IN OTHER WORDS....
TRANSLATED FROM OTHER LANGUAGES
by J. Madison Davis
Maria Angélica Bosco. Death Going Down. Translated from the Spanish by Lucy Greaves. Pushkin Vertigo.
Originally published in 1955, Death Going Down was translated for us through an Argentine government program and brings us Bosco’s first novel. The delight of this novel is in revisiting the Golden Age. It has all the traditional elements of a Christie or Van Dyne mystery and yet does not come across as a 1930s pastiche. Well under 200 pages, the novel begins with the discovery of a body in an apartment elevator and the police detective follows the clues through the apartment house and the secrets behind the potential motives in the variety of curious apartment dwellers. This is like a spoon of sorbet that restores your taste after the heavy entrées that so many books offer us today.
Pieter Aspe. The Fourth Figure. Translated from the Flemish by Brian Doyle. Open Road.
Flemish author Aspe lives in Bruges, Belgium and his Pieter Van In novels have sold, according to the book jacket, over a million copies in Europe and inspired a long-running television series. In this novel, Satanism becomes an element in a drug-dealing crew with the title suggesting all those occult “number title” books like The Ninth Configuration. The occult is not a big deal in this story, however, and it becomes your basic police procedural. A young reporter is embedded with Van In’s investigation and she also slightly suggests Lisbeth Salander without becoming a major part of the story, either. All in all, it is well put together, translated into comfortable English, a good quick read.
Tetsuya Honda. The Silent Dead. Translated from the Japanese by Giles Murray. Minotaur.
Japanese authors got into the mystery story fairly early and achieved a distinct mastery that evolved beyond imitating their English and French exemplars. Honda is one of the most popular Japanese authors, and his Reiko Himekawa series has sold millions of copies and inspired many television and film adaptations. Reiko is a young detective, the only woman in the homicide squad, which has a variety of characters for digressive interactions. Irritating her supervisors, she connects a couple of seemingly unconnected murders, predicting where other bodies may be found and it all leads up to a thrilling confrontation with the serial killer. The novel is deftly written and well translated. Everything is where it belongs. Like an episode of Law and Order: SVU, it is entertaining and works like a fine clock, chiming at exactly the correct moments without really startling you.

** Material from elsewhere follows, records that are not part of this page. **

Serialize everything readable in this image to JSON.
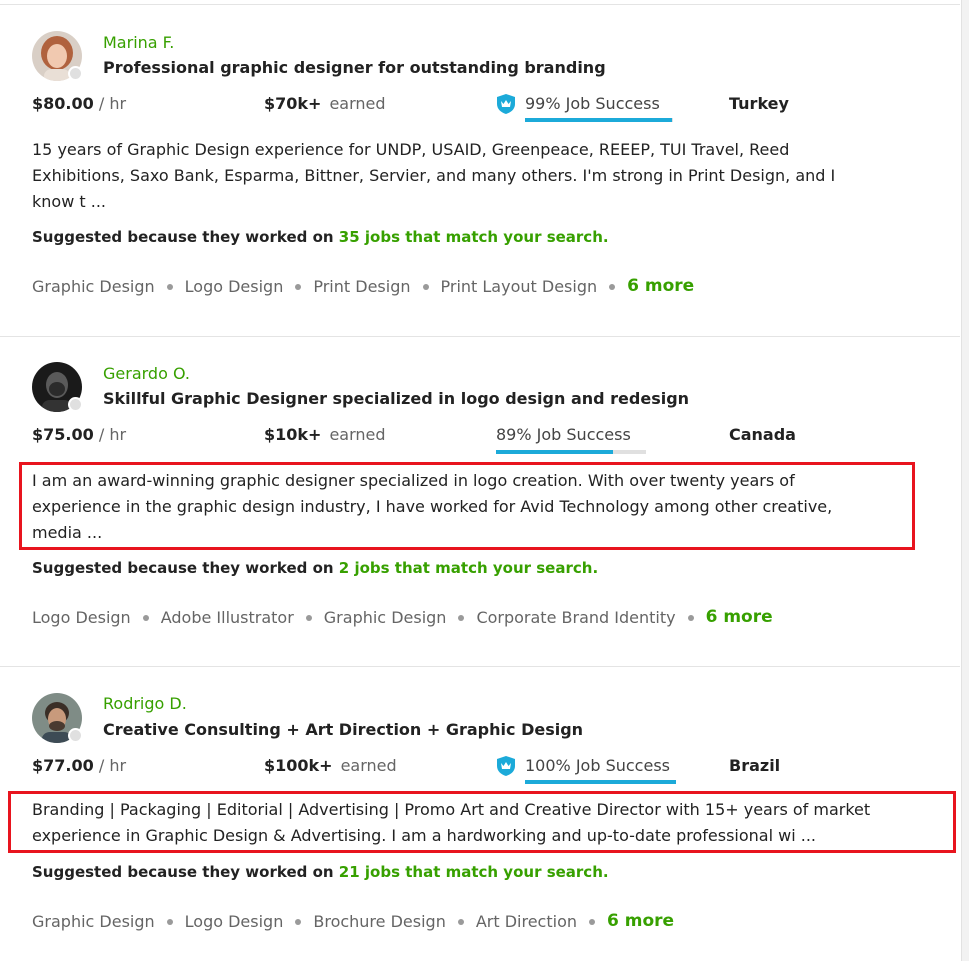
{
  "freelancers": [
    {
      "name": "Marina F.",
      "title": "Professional graphic designer for outstanding branding",
      "rate": "$80.00",
      "rate_unit": "/ hr",
      "earned_amount": "$70k+",
      "earned_label": "earned",
      "job_success": "99% Job Success",
      "job_success_fraction": 0.99,
      "top_rated_badge": true,
      "country": "Turkey",
      "description_lines": [
        "15 years of Graphic Design experience for UNDP, USAID, Greenpeace, REEEP, TUI Travel, Reed",
        "Exhibitions, Saxo Bank, Esparma, Bittner, Servier, and many others. I'm strong in Print Design, and I",
        "know t ..."
      ],
      "suggest_prefix": "Suggested because they worked on",
      "suggest_link": "35 jobs that match your search.",
      "skills": [
        "Graphic Design",
        "Logo Design",
        "Print Design",
        "Print Layout Design"
      ],
      "more": "6 more",
      "description_highlighted": false
    },
    {
      "name": "Gerardo O.",
      "title": "Skillful Graphic Designer specialized in logo design and redesign",
      "rate": "$75.00",
      "rate_unit": "/ hr",
      "earned_amount": "$10k+",
      "earned_label": "earned",
      "job_success": "89% Job Success",
      "job_success_fraction": 0.89,
      "top_rated_badge": false,
      "country": "Canada",
      "description_lines": [
        "I am an award-winning graphic designer specialized in logo creation. With over twenty years of",
        "experience in the graphic design industry, I have worked for Avid Technology among other creative,",
        "media ..."
      ],
      "suggest_prefix": "Suggested because they worked on",
      "suggest_link": "2 jobs that match your search.",
      "skills": [
        "Logo Design",
        "Adobe Illustrator",
        "Graphic Design",
        "Corporate Brand Identity"
      ],
      "more": "6 more",
      "description_highlighted": true
    },
    {
      "name": "Rodrigo D.",
      "title": "Creative Consulting + Art Direction + Graphic Design",
      "rate": "$77.00",
      "rate_unit": "/ hr",
      "earned_amount": "$100k+",
      "earned_label": "earned",
      "job_success": "100% Job Success",
      "job_success_fraction": 1.0,
      "top_rated_badge": true,
      "country": "Brazil",
      "description_lines": [
        "Branding | Packaging | Editorial | Advertising | Promo Art and Creative Director with 15+ years of market",
        "experience in Graphic Design & Advertising. I am a hardworking and up-to-date professional wi ..."
      ],
      "suggest_prefix": "Suggested because they worked on",
      "suggest_link": "21 jobs that match your search.",
      "skills": [
        "Graphic Design",
        "Logo Design",
        "Brochure Design",
        "Art Direction"
      ],
      "more": "6 more",
      "description_highlighted": true
    }
  ],
  "colors": {
    "accent_green": "#37a000",
    "job_success_blue": "#1caad9",
    "highlight_red": "#e8141e"
  },
  "icons": {
    "top_rated_badge": "shield-crown-icon",
    "online_status": "status-dot-icon"
  }
}
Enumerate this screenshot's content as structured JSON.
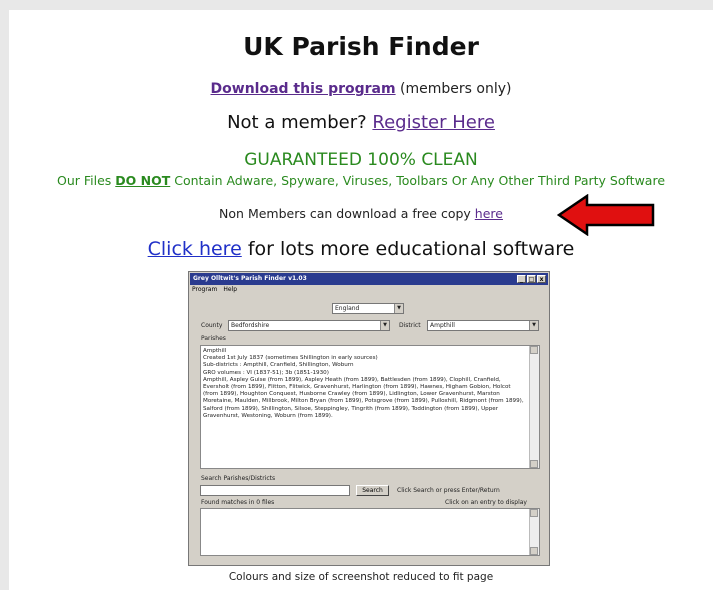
{
  "title": "UK Parish Finder",
  "download": {
    "link": "Download this program",
    "note": "(members only)"
  },
  "member": {
    "prefix": "Not a member?",
    "link": "Register Here"
  },
  "guarantee": "GUARANTEED 100% CLEAN",
  "clean": {
    "prefix": "Our Files",
    "emph": "DO NOT",
    "suffix": "Contain Adware, Spyware, Viruses, Toolbars Or Any Other Third Party Software"
  },
  "nonmembers": {
    "text": "Non Members can download a free copy",
    "link": "here"
  },
  "edu": {
    "link": "Click here",
    "suffix": "for lots more educational software"
  },
  "caption": "Colours and size of screenshot reduced to fit page",
  "app": {
    "title": "Grey Olltwit's Parish Finder v1.03",
    "menu": [
      "Program",
      "Help"
    ],
    "country": "England",
    "county_label": "County",
    "county": "Bedfordshire",
    "district_label": "District",
    "district": "Ampthill",
    "parishes_label": "Parishes",
    "parishes_text": "Ampthill\nCreated 1st July 1837 (sometimes Shillington in early sources)\nSub-districts : Ampthill, Cranfield, Shillington, Woburn\nGRO volumes : VI (1837-51); 3b (1851-1930)\nAmpthill, Aspley Guise (from 1899), Aspley Heath (from 1899), Battlesden (from 1899), Clophill, Cranfield, Eversholt (from 1899), Flitton, Flitwick, Gravenhurst, Harlington (from 1899), Hawnes, Higham Gobion, Holcot (from 1899), Houghton Conquest, Husborne Crawley (from 1899), Lidlington, Lower Gravenhurst, Marston Moretaine, Maulden, Millbrook, Milton Bryan (from 1899), Potsgrove (from 1899), Pulloxhill, Ridgmont (from 1899), Salford (from 1899), Shillington, Silsoe, Steppingley, Tingrith (from 1899), Toddington (from 1899), Upper Gravenhurst, Westoning, Woburn (from 1899).",
    "search_label": "Search Parishes/Districts",
    "search_button": "Search",
    "search_hint": "Click Search or press Enter/Return",
    "found": "Found matches in 0 files",
    "click_hint": "Click on an entry to display",
    "window_buttons": [
      "_",
      "□",
      "x"
    ]
  },
  "accent": {
    "purple": "#5a2b8c",
    "green": "#2a8a1f",
    "blue": "#2030c8",
    "arrow": "#e01010"
  }
}
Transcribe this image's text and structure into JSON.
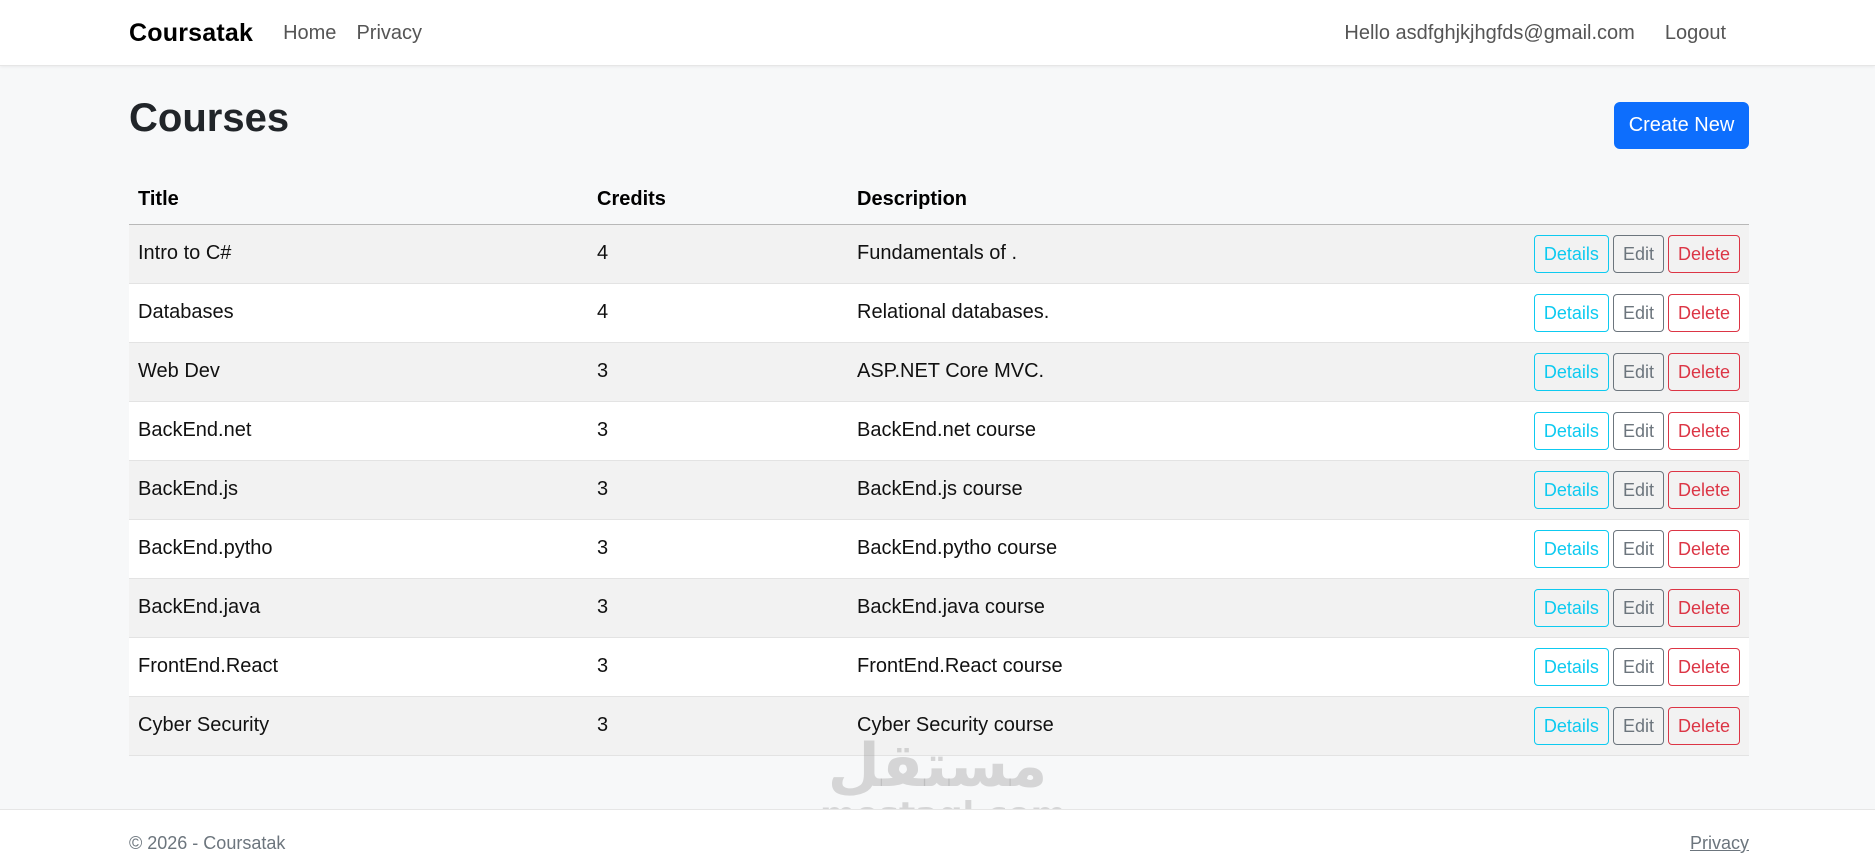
{
  "navbar": {
    "brand": "Coursatak",
    "links": [
      "Home",
      "Privacy"
    ],
    "user_greeting": "Hello asdfghjkjhgfds@gmail.com",
    "logout_label": "Logout"
  },
  "main": {
    "title": "Courses",
    "create_label": "Create New",
    "table": {
      "columns": [
        "Title",
        "Credits",
        "Description",
        ""
      ],
      "action_labels": {
        "details": "Details",
        "edit": "Edit",
        "delete": "Delete"
      },
      "rows": [
        {
          "title": "Intro to C#",
          "credits": "4",
          "description": "Fundamentals of ."
        },
        {
          "title": "Databases",
          "credits": "4",
          "description": "Relational databases."
        },
        {
          "title": "Web Dev",
          "credits": "3",
          "description": "ASP.NET Core MVC."
        },
        {
          "title": "BackEnd.net",
          "credits": "3",
          "description": "BackEnd.net course"
        },
        {
          "title": "BackEnd.js",
          "credits": "3",
          "description": "BackEnd.js course"
        },
        {
          "title": "BackEnd.pytho",
          "credits": "3",
          "description": "BackEnd.pytho course"
        },
        {
          "title": "BackEnd.java",
          "credits": "3",
          "description": "BackEnd.java course"
        },
        {
          "title": "FrontEnd.React",
          "credits": "3",
          "description": "FrontEnd.React course"
        },
        {
          "title": "Cyber Security",
          "credits": "3",
          "description": "Cyber Security course"
        }
      ]
    }
  },
  "footer": {
    "copyright": "© 2026 - Coursatak",
    "privacy_label": "Privacy"
  },
  "watermark": {
    "arabic": "مستقل",
    "latin": "mostaql.com"
  },
  "colors": {
    "primary": "#0d6efd",
    "info": "#0dcaf0",
    "secondary": "#6c757d",
    "danger": "#dc3545"
  }
}
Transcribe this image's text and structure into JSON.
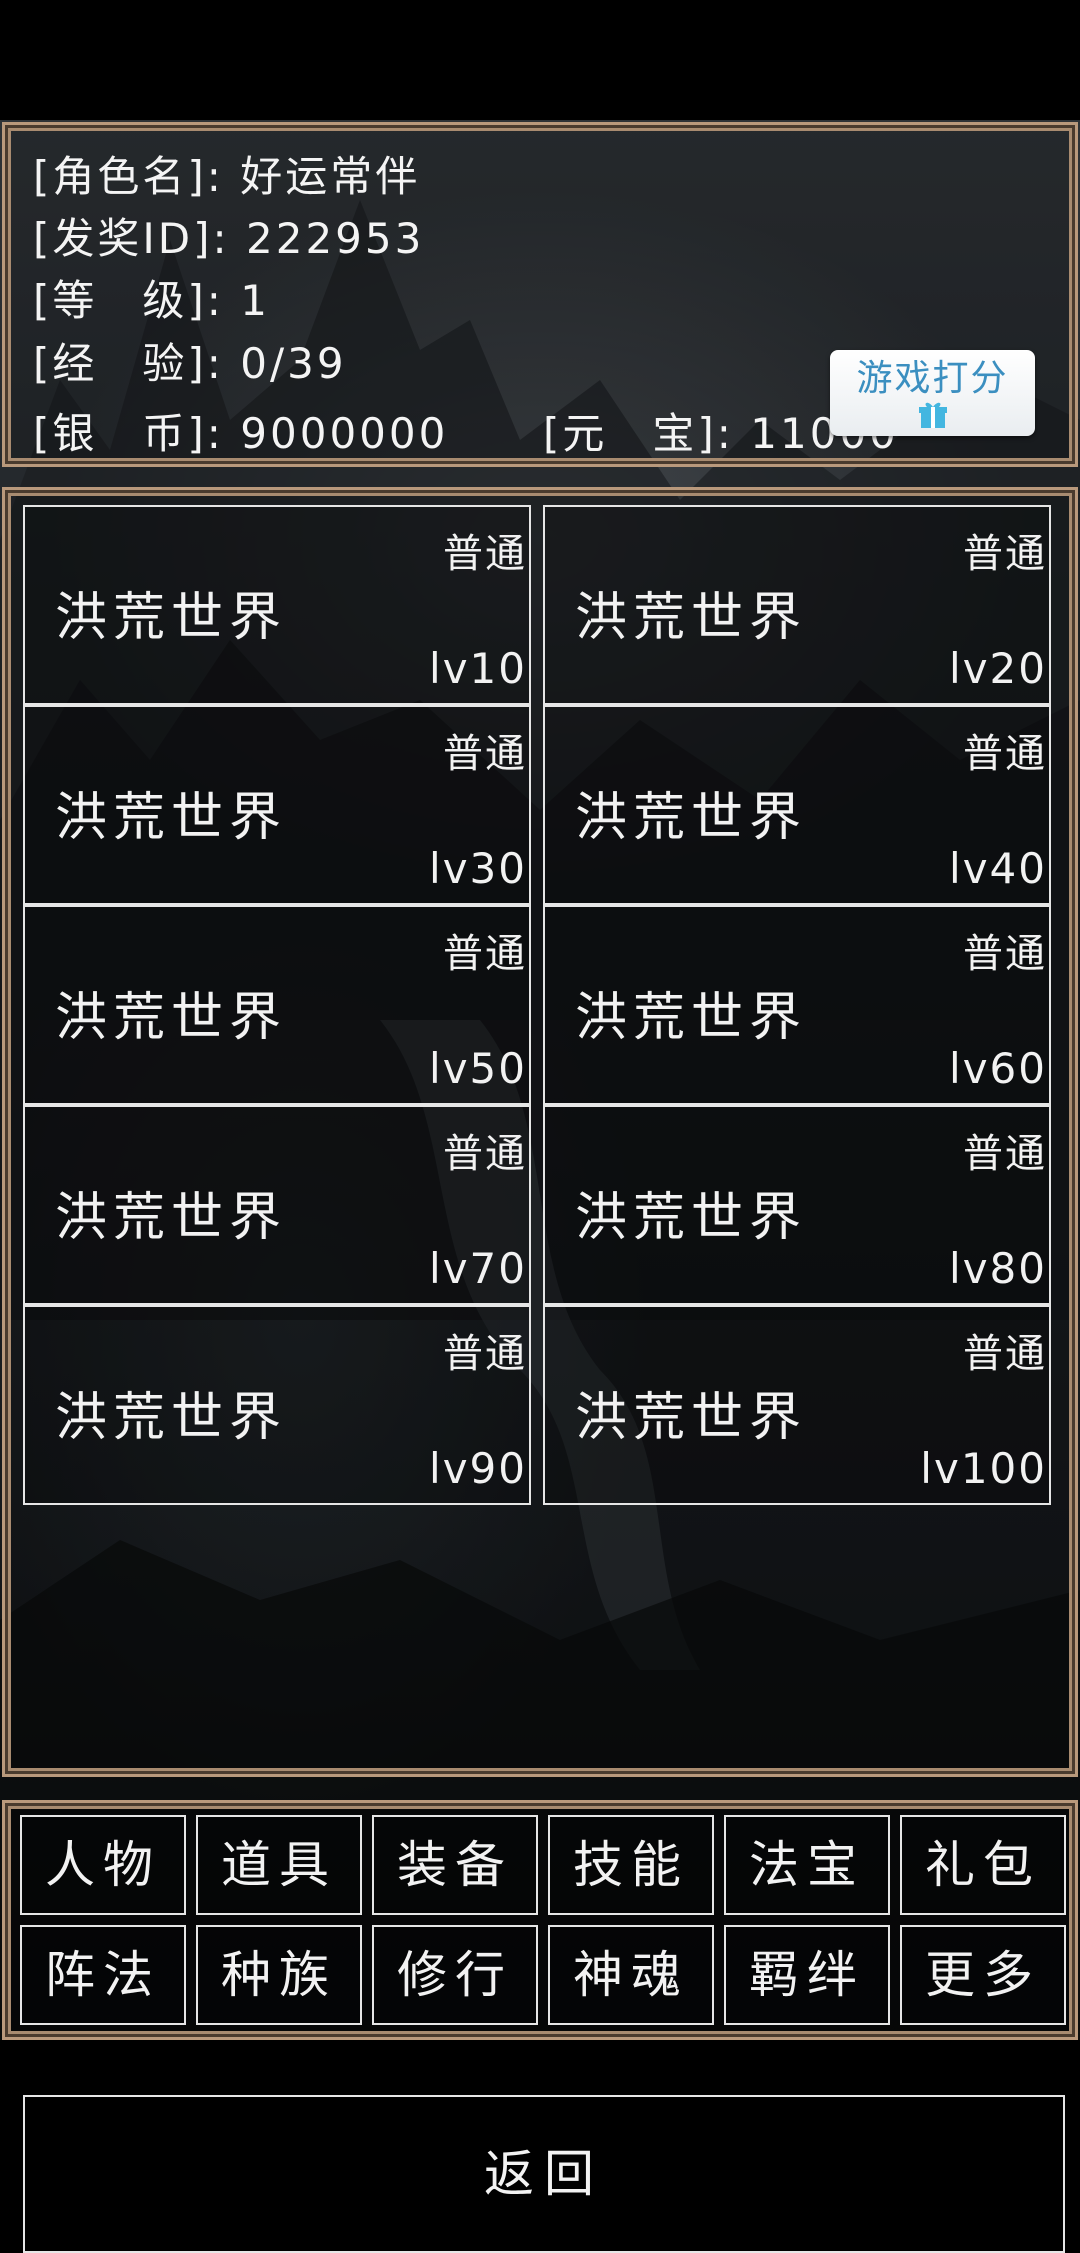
{
  "player": {
    "name_label": "[角色名]: 好运常伴",
    "id_label": "[发奖ID]: 222953",
    "level_label": "[等　级]: 1",
    "exp_label": "[经　验]: 0/39",
    "silver_label": "[银　币]: 9000000",
    "gold_label": "[元　宝]: 11000"
  },
  "rate_button": {
    "label": "游戏打分",
    "icon": "gift-icon"
  },
  "maps": [
    {
      "name": "洪荒世界",
      "difficulty": "普通",
      "level": "lv10"
    },
    {
      "name": "洪荒世界",
      "difficulty": "普通",
      "level": "lv20"
    },
    {
      "name": "洪荒世界",
      "difficulty": "普通",
      "level": "lv30"
    },
    {
      "name": "洪荒世界",
      "difficulty": "普通",
      "level": "lv40"
    },
    {
      "name": "洪荒世界",
      "difficulty": "普通",
      "level": "lv50"
    },
    {
      "name": "洪荒世界",
      "difficulty": "普通",
      "level": "lv60"
    },
    {
      "name": "洪荒世界",
      "difficulty": "普通",
      "level": "lv70"
    },
    {
      "name": "洪荒世界",
      "difficulty": "普通",
      "level": "lv80"
    },
    {
      "name": "洪荒世界",
      "difficulty": "普通",
      "level": "lv90"
    },
    {
      "name": "洪荒世界",
      "difficulty": "普通",
      "level": "lv100"
    }
  ],
  "back_button": {
    "label": "返回"
  },
  "nav": [
    {
      "label": "人物",
      "id": "character"
    },
    {
      "label": "道具",
      "id": "items"
    },
    {
      "label": "装备",
      "id": "equipment"
    },
    {
      "label": "技能",
      "id": "skills"
    },
    {
      "label": "法宝",
      "id": "treasure"
    },
    {
      "label": "礼包",
      "id": "gift-pack"
    },
    {
      "label": "阵法",
      "id": "formation"
    },
    {
      "label": "种族",
      "id": "race"
    },
    {
      "label": "修行",
      "id": "cultivation"
    },
    {
      "label": "神魂",
      "id": "soul"
    },
    {
      "label": "羁绊",
      "id": "bond"
    },
    {
      "label": "更多",
      "id": "more"
    }
  ],
  "colors": {
    "border": "#b9997c",
    "rate_text": "#3b8fc0",
    "gift": "#43b6e0"
  }
}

Junichiro Tanizaki. Devils in Daylight. Translated from the Japanese by J. Keith Vincent. New Directions.
Tanizaki is considered maybe the greatest Japanese author and wouldn’t usually be called a crime writer, even though he was heavily influenced by Poe and many of his stories revolve around crime. This one (originally published in 1918) is perversely erotic, like many of his best stories, and in an unusual way follows the pattern and atmosphere of an old-fashioned amateur detective story, without becoming predictable. The main character is a writer whose friend interrupts his work to present him with a curious mystery that leads to a murder. As with some of Poe’s stories, this novelette balances on a knife-edge between horror and mystery. There is direct reference to “The Gold Bug” (and in the translators borrowing of some Poe phrasing) as the characters try to interpret coded messages, but the atmosphere of the journey through the foggy alleys of Tokyo screams “The Cask of Amontillado.” The translator’s note also points out the influence of Lady Murasaki, but make no mistake, Tanizaki takes all of his influences and makes them entirely his own.
Andrée A. Michaud. Boundary: The Last Summer. Translated from the French by Donald Winkler. Biblioasis.
We commonly praise a crime novel by calling it a “pageturner,” but there is a different kind of excellence in which each page is filled with subtle pleasures. To hurry through them misses the point. This is one of those rare novels, rich in character and detail, evoking a place made iconic by the author’s sensitive depiction of it. The story takes place in an area just inside Québec near the U.S. border where outsiders keep summer cabins and locals struggle through the year. Three prepubescent girls are enjoying what is likely their last innocent summer when one of them is murdered gruesomely in the woods. The novel is mostly about the effect this horror has on a number of characters, including the local constable. The area called “The Boundary” takes on the symbolism of the border between innocence and sexuality, between knowing the world as a place of wondrous days and learning how dark is the night. Boundary is a haunting, beautiful, and utterly unforgettable novel.
© 2017, used by permission
J. Madison Davis is the president of IACW’s North American branch, an author, and a Contributing Editor at World Literature Today.